Finally there came an end to the relentless deluge. The rain of forty days and forty nights had turned the earth into one enormous expanse of water.  Hoping to soon set foot on dry ground once again, Noah and his family were still crowded together on the ark with all the animals they had collected, a male and female of each species.  Day in day out they scanned the waters to see if the level had begun to drop. When Noah thought this long hoped for moment had come, he asked the birds for a volunteer to go out and see if any dry ground was to be seen yet. The large strong white raven offered his services at once. But he failed his mission and for punishment was turned into a black screeching creature. Likewise, the kingfisher was only concerned with his own needs from the moment he sensed the freedom of the deep blue sky and was banished to an uncertain existence bound by water. Noah was angry and disappointed with them both. ‘Third time lucky,’ he said to his wife, ‘I will try one more time.’
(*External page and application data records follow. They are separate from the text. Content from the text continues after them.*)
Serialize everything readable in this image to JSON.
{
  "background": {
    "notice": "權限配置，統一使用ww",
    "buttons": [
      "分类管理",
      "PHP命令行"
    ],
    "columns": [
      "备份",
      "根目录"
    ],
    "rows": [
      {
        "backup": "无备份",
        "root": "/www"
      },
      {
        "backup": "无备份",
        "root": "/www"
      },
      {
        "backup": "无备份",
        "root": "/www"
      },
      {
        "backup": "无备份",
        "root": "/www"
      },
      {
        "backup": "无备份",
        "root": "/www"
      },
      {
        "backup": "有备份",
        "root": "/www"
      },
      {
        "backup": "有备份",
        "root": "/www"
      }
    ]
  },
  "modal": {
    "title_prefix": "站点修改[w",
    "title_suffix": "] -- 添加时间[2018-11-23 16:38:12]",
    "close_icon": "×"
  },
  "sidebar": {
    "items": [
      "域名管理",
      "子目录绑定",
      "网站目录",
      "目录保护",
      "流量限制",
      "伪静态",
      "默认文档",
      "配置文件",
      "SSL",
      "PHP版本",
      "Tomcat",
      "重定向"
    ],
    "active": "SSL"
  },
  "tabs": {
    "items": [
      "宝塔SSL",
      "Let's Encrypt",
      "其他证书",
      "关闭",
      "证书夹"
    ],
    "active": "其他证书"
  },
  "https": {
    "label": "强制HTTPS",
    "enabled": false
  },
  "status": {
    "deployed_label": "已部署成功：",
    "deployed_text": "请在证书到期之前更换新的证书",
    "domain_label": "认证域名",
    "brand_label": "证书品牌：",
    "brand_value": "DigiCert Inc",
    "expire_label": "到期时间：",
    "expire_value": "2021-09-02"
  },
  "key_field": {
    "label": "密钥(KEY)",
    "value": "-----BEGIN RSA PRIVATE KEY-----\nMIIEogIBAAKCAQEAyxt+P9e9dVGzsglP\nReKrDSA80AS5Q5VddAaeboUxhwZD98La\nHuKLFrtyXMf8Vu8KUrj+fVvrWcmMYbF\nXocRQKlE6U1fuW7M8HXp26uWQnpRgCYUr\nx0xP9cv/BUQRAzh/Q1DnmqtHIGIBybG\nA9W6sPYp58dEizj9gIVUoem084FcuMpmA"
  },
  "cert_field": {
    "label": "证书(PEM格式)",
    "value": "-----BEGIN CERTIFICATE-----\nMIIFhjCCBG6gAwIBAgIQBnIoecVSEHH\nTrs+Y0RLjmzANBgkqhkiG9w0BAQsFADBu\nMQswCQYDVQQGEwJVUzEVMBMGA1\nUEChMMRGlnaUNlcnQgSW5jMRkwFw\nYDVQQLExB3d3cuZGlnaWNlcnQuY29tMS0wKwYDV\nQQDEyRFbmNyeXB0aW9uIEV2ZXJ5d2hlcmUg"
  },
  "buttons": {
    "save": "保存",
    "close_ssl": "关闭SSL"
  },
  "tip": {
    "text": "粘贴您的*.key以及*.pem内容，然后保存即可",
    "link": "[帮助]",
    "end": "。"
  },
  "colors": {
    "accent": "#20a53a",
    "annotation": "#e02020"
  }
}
He pondered deeply over which bird was best suited to the task and then chose the sweet-natured dove to send out to scout around. With a noisy flapping of wings, this rather ungainly bird rose up above the ark and flew out across the wide expanse of water. Very quickly he noticed a few green patches of dry earth. On arriving there he was shocked by the sight of carcasses lying around. He tripped across the sodden earth turned red from the blood of dead creatures mixing with the flood water. Ever since then a dove has red legs and feet. This trustworthy bird, however, did not forget that he had an important mission to fulfill. He pulled off a small twig with green leaves from a tree and flew back with it to the Ark. Noah was happy and surprised that the dove had returned with proof that the waters had started to drop and that life on earth had resumed. ‘Tell me, what did you see on your journey?’ Noah asked the dove. Still stunned and bewildered by the sight of dead creatures everywhere, the dove tried to answer “rotting cows’. All he managed to utter though was ‘r ‘ and ‘c’ followed by a gasp of pain ‘oooh  ‘oooh’. Noah was proud of the dove which had returned carrying a sign of hope and responded: ‘O Dove, from now on you will be the symbol of hope and love in difficult times.’ The dove never recovered from his traumatic experience. To this day his legs and feet are still red and he calls ‘roooh coooh’.
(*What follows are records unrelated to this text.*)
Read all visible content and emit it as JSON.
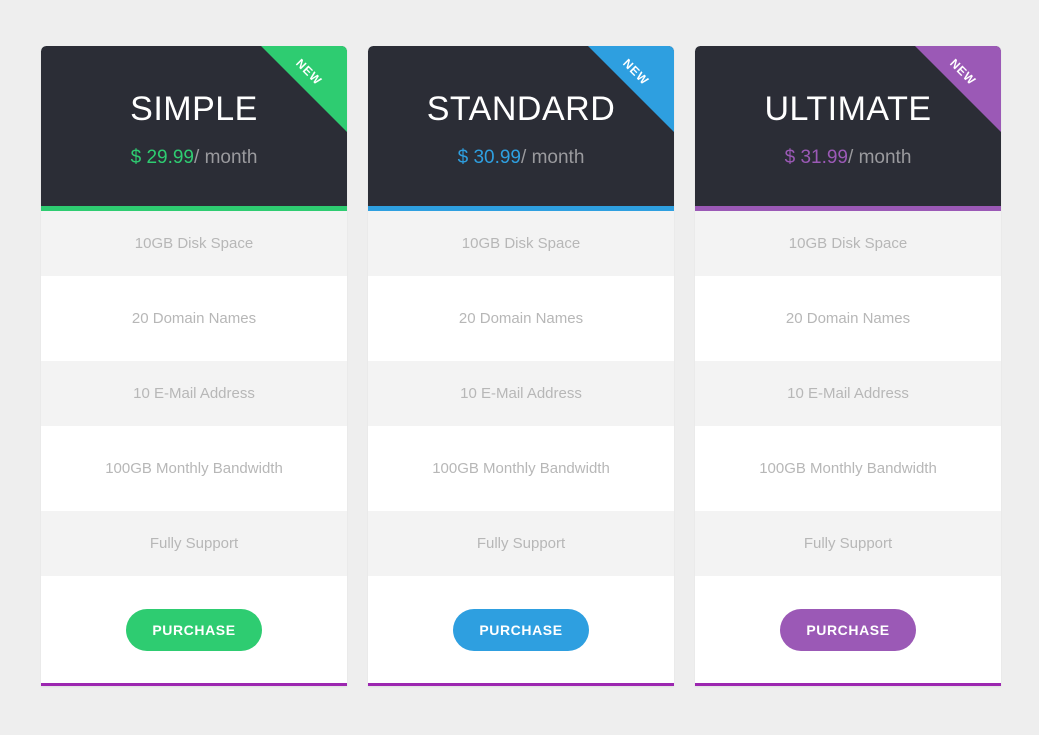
{
  "page": {
    "background_color": "#eeeeee",
    "header_background": "#2b2d36",
    "feature_text_color": "#b7b7b7",
    "row_shaded_color": "#f3f3f3",
    "row_plain_color": "#ffffff",
    "period_color": "#9a9a9e",
    "card_bottom_border_color": "#9c27b0"
  },
  "plans": [
    {
      "id": "simple",
      "title": "SIMPLE",
      "currency": "$",
      "price": "29.99",
      "price_display": "$ 29.99",
      "period": "/ month",
      "accent_color": "#2ecc71",
      "button_color": "#2ecc71",
      "ribbon_label": "NEW",
      "ribbon_color": "#2ecc71",
      "bottom_border_color": "#9c27b0",
      "button_label": "PURCHASE",
      "features": [
        "10GB Disk Space",
        "20 Domain Names",
        "10 E-Mail Address",
        "100GB Monthly Bandwidth",
        "Fully Support"
      ]
    },
    {
      "id": "standard",
      "title": "STANDARD",
      "currency": "$",
      "price": "30.99",
      "price_display": "$ 30.99",
      "period": "/ month",
      "accent_color": "#2e9fe0",
      "button_color": "#2e9fe0",
      "ribbon_label": "NEW",
      "ribbon_color": "#2e9fe0",
      "bottom_border_color": "#9c27b0",
      "button_label": "PURCHASE",
      "features": [
        "10GB Disk Space",
        "20 Domain Names",
        "10 E-Mail Address",
        "100GB Monthly Bandwidth",
        "Fully Support"
      ]
    },
    {
      "id": "ultimate",
      "title": "ULTIMATE",
      "currency": "$",
      "price": "31.99",
      "price_display": "$ 31.99",
      "period": "/ month",
      "accent_color": "#9b59b6",
      "button_color": "#9b59b6",
      "ribbon_label": "NEW",
      "ribbon_color": "#9b59b6",
      "bottom_border_color": "#9c27b0",
      "button_label": "PURCHASE",
      "features": [
        "10GB Disk Space",
        "20 Domain Names",
        "10 E-Mail Address",
        "100GB Monthly Bandwidth",
        "Fully Support"
      ]
    }
  ]
}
The most well-known types of dove are the large ring dove with the white neck and wing markings; the smaller gray stock dove; the rock dove which is descended from the rock dove; and, finally, the small light brown collared dove. The ring dove lives habitually in groups. It is commonly found in parks, gardens, and, given the choice, in wheat and maize fields. It is an excellent flyer. When it flies up into the air, the noisy flapping of its wings can be easily heard. This sound is caused by the wings clapping together when they meet above and below the bird’s body. Generally, they only lay two eggs at a time, but raise at least three nests a year. Buzzards, hawks and sparrowhawks enjoy a dove on their menu.

 

© Els Baars, Natuurverhalen.nl